:: Study material

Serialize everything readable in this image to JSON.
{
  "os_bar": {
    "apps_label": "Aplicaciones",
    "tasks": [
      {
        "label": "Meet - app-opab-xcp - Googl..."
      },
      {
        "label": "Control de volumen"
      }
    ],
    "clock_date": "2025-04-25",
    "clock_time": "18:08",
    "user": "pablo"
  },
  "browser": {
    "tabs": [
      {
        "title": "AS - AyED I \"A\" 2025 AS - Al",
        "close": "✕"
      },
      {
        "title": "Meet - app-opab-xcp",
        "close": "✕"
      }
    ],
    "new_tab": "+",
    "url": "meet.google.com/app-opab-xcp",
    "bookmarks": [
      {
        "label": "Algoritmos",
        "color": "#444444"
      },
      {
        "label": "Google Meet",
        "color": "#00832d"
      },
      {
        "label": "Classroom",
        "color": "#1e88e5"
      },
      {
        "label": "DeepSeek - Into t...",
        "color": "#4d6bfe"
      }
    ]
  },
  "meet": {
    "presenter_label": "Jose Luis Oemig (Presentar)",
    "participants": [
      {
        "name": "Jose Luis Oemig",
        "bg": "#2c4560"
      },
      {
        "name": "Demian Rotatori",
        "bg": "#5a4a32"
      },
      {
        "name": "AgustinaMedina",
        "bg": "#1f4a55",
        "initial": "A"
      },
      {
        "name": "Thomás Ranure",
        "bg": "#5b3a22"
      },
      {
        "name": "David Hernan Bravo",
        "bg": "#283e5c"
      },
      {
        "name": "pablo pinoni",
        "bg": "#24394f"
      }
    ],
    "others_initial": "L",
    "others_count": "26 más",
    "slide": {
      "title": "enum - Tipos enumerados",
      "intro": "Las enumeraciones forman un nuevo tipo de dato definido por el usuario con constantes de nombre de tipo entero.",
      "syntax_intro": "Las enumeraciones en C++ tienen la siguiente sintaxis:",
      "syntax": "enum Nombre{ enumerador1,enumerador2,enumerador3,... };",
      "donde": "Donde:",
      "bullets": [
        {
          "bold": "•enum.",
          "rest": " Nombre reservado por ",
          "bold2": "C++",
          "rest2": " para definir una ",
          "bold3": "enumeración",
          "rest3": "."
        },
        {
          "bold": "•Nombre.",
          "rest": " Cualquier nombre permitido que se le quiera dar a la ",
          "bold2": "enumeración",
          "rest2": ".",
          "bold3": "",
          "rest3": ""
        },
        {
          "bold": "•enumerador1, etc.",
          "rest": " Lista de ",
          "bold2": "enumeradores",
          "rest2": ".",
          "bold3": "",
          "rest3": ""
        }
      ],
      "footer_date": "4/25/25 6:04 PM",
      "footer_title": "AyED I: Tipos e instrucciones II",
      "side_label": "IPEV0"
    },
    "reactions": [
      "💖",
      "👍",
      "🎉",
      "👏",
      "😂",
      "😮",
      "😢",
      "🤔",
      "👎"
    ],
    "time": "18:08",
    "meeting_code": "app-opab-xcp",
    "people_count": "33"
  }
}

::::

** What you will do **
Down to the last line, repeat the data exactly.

** Answer area **
Serialize everything readable in this image to JSON.
{
  "os_bar": {
    "apps_label": "Aplicaciones",
    "tasks": [
      {
        "label": "Meet - app-opab-xcp - Googl..."
      },
      {
        "label": "Control de volumen"
      }
    ],
    "clock_date": "2025-04-25",
    "clock_time": "18:08",
    "user": "pablo"
  },
  "browser": {
    "tabs": [
      {
        "title": "AS - AyED I \"A\" 2025 AS - Al",
        "close": "✕"
      },
      {
        "title": "Meet - app-opab-xcp",
        "close": "✕"
      }
    ],
    "new_tab": "+",
    "url": "meet.google.com/app-opab-xcp",
    "bookmarks": [
      {
        "label": "Algoritmos",
        "color": "#444444"
      },
      {
        "label": "Google Meet",
        "color": "#00832d"
      },
      {
        "label": "Classroom",
        "color": "#1e88e5"
      },
      {
        "label": "DeepSeek - Into t...",
        "color": "#4d6bfe"
      }
    ]
  },
  "meet": {
    "presenter_label": "Jose Luis Oemig (Presentar)",
    "participants": [
      {
        "name": "Jose Luis Oemig",
        "bg": "#2c4560"
      },
      {
        "name": "Demian Rotatori",
        "bg": "#5a4a32"
      },
      {
        "name": "AgustinaMedina",
        "bg": "#1f4a55",
        "initial": "A"
      },
      {
        "name": "Thomás Ranure",
        "bg": "#5b3a22"
      },
      {
        "name": "David Hernan Bravo",
        "bg": "#283e5c"
      },
      {
        "name": "pablo pinoni",
        "bg": "#24394f"
      }
    ],
    "others_initial": "L",
    "others_count": "26 más",
    "slide": {
      "title": "enum - Tipos enumerados",
      "intro": "Las enumeraciones forman un nuevo tipo de dato definido por el usuario con constantes de nombre de tipo entero.",
      "syntax_intro": "Las enumeraciones en C++ tienen la siguiente sintaxis:",
      "syntax": "enum Nombre{ enumerador1,enumerador2,enumerador3,... };",
      "donde": "Donde:",
      "bullets": [
        {
          "bold": "•enum.",
          "rest": " Nombre reservado por ",
          "bold2": "C++",
          "rest2": " para definir una ",
          "bold3": "enumeración",
          "rest3": "."
        },
        {
          "bold": "•Nombre.",
          "rest": " Cualquier nombre permitido que se le quiera dar a la ",
          "bold2": "enumeración",
          "rest2": ".",
          "bold3": "",
          "rest3": ""
        },
        {
          "bold": "•enumerador1, etc.",
          "rest": " Lista de ",
          "bold2": "enumeradores",
          "rest2": ".",
          "bold3": "",
          "rest3": ""
        }
      ],
      "footer_date": "4/25/25 6:04 PM",
      "footer_title": "AyED I: Tipos e instrucciones II",
      "side_label": "IPEV0"
    },
    "reactions": [
      "💖",
      "👍",
      "🎉",
      "👏",
      "😂",
      "😮",
      "😢",
      "🤔",
      "👎"
    ],
    "time": "18:08",
    "meeting_code": "app-opab-xcp",
    "people_count": "33"
  }
}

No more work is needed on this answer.